*THE PROBLEM*.
If a line in the records below contains the word "JSON", return that line.

*AVAILABLE RECORDS*.
___

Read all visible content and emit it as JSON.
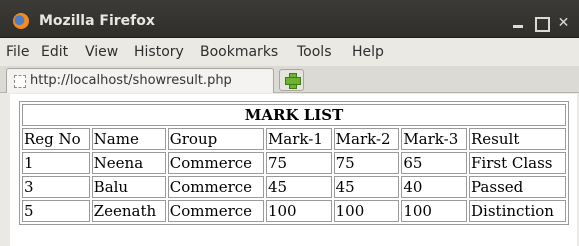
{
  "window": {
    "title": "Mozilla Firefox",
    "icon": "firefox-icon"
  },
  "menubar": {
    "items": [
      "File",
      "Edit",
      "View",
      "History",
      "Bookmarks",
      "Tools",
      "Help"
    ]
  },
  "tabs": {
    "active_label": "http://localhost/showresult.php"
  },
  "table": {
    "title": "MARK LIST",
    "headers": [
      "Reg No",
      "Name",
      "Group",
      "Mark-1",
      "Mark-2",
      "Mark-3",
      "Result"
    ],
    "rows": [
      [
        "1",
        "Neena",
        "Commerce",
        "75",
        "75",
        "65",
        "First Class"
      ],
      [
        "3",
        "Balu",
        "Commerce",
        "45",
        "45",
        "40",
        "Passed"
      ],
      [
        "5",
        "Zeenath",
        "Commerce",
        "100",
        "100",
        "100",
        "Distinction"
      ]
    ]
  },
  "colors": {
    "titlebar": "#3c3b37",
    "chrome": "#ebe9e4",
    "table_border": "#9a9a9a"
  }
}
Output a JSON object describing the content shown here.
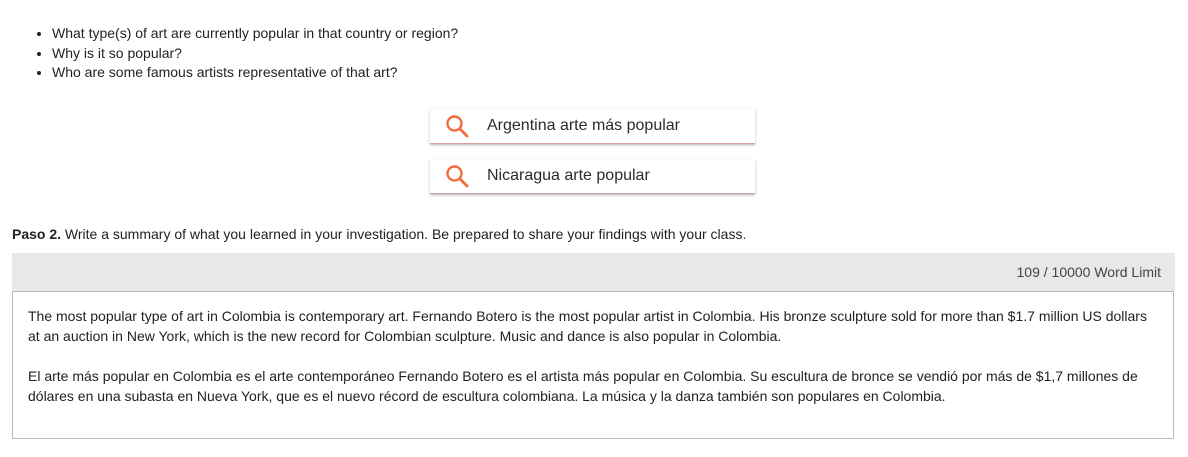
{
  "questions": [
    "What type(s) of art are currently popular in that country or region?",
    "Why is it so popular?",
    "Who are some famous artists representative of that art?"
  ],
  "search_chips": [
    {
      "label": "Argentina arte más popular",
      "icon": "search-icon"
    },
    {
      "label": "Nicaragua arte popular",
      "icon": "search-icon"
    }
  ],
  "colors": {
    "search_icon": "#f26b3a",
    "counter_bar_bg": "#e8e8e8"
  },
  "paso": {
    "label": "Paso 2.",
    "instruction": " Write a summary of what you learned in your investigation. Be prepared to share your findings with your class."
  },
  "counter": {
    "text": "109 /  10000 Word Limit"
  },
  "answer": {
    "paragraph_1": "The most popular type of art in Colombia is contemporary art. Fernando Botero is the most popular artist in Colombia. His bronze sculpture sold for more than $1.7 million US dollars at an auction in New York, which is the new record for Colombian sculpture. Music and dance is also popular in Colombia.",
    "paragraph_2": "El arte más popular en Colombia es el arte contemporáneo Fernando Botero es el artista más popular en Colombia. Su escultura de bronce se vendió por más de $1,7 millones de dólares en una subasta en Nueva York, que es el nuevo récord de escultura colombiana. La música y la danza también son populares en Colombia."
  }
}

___

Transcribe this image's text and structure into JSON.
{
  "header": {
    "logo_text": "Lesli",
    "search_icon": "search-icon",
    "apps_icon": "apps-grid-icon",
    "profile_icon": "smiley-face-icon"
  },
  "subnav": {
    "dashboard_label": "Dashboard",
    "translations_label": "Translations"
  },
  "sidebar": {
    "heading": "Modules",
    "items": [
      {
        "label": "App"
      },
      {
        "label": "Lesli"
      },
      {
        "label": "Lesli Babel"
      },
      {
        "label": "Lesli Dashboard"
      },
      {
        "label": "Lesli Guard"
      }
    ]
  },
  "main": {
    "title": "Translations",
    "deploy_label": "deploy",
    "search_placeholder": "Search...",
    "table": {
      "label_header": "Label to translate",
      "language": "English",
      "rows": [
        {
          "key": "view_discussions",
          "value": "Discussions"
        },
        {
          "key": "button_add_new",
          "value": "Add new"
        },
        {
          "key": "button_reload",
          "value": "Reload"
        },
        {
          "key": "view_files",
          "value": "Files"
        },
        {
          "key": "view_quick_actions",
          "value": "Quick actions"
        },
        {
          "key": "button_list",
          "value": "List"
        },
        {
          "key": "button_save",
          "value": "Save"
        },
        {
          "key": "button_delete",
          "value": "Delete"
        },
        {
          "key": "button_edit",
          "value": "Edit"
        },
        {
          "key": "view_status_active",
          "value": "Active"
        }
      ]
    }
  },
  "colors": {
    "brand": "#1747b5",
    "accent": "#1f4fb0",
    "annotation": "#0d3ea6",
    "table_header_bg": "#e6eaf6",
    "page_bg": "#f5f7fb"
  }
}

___

*RESULT*.
Read all visible content and emit it as JSON.
Output a JSON object describing the content shown here.
Transcribe this image's text and structure into JSON.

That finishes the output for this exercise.